Data to examine:
.....

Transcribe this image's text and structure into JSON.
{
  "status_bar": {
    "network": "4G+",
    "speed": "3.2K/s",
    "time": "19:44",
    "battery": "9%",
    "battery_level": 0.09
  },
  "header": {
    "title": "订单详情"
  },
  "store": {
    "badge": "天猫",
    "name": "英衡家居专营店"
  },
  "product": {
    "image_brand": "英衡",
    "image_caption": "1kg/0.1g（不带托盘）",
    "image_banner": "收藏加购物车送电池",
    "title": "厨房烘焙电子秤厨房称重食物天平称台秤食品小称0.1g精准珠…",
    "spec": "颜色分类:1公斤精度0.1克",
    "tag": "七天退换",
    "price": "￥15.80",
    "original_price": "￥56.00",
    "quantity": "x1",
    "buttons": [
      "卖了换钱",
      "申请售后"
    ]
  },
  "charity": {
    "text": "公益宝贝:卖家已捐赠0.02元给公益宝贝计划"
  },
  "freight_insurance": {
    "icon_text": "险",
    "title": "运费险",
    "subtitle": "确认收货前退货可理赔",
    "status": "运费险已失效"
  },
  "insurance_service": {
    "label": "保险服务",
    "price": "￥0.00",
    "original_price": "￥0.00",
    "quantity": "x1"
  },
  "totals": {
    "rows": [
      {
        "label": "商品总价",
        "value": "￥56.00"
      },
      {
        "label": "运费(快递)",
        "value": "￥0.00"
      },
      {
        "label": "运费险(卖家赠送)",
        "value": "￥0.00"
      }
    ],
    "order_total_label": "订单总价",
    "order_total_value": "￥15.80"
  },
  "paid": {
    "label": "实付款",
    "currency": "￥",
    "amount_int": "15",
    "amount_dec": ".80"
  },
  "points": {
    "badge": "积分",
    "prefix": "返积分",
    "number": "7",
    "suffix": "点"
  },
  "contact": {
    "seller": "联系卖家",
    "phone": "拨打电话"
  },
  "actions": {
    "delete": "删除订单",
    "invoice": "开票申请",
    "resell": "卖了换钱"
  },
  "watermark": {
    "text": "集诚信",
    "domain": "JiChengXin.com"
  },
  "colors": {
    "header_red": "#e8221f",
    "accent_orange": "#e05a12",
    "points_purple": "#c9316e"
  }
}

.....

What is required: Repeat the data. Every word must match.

Result of the task:
Transcribe this image's text and structure into JSON.
{
  "status_bar": {
    "network": "4G+",
    "speed": "3.2K/s",
    "time": "19:44",
    "battery": "9%",
    "battery_level": 0.09
  },
  "header": {
    "title": "订单详情"
  },
  "store": {
    "badge": "天猫",
    "name": "英衡家居专营店"
  },
  "product": {
    "image_brand": "英衡",
    "image_caption": "1kg/0.1g（不带托盘）",
    "image_banner": "收藏加购物车送电池",
    "title": "厨房烘焙电子秤厨房称重食物天平称台秤食品小称0.1g精准珠…",
    "spec": "颜色分类:1公斤精度0.1克",
    "tag": "七天退换",
    "price": "￥15.80",
    "original_price": "￥56.00",
    "quantity": "x1",
    "buttons": [
      "卖了换钱",
      "申请售后"
    ]
  },
  "charity": {
    "text": "公益宝贝:卖家已捐赠0.02元给公益宝贝计划"
  },
  "freight_insurance": {
    "icon_text": "险",
    "title": "运费险",
    "subtitle": "确认收货前退货可理赔",
    "status": "运费险已失效"
  },
  "insurance_service": {
    "label": "保险服务",
    "price": "￥0.00",
    "original_price": "￥0.00",
    "quantity": "x1"
  },
  "totals": {
    "rows": [
      {
        "label": "商品总价",
        "value": "￥56.00"
      },
      {
        "label": "运费(快递)",
        "value": "￥0.00"
      },
      {
        "label": "运费险(卖家赠送)",
        "value": "￥0.00"
      }
    ],
    "order_total_label": "订单总价",
    "order_total_value": "￥15.80"
  },
  "paid": {
    "label": "实付款",
    "currency": "￥",
    "amount_int": "15",
    "amount_dec": ".80"
  },
  "points": {
    "badge": "积分",
    "prefix": "返积分",
    "number": "7",
    "suffix": "点"
  },
  "contact": {
    "seller": "联系卖家",
    "phone": "拨打电话"
  },
  "actions": {
    "delete": "删除订单",
    "invoice": "开票申请",
    "resell": "卖了换钱"
  },
  "watermark": {
    "text": "集诚信",
    "domain": "JiChengXin.com"
  },
  "colors": {
    "header_red": "#e8221f",
    "accent_orange": "#e05a12",
    "points_purple": "#c9316e"
  }
}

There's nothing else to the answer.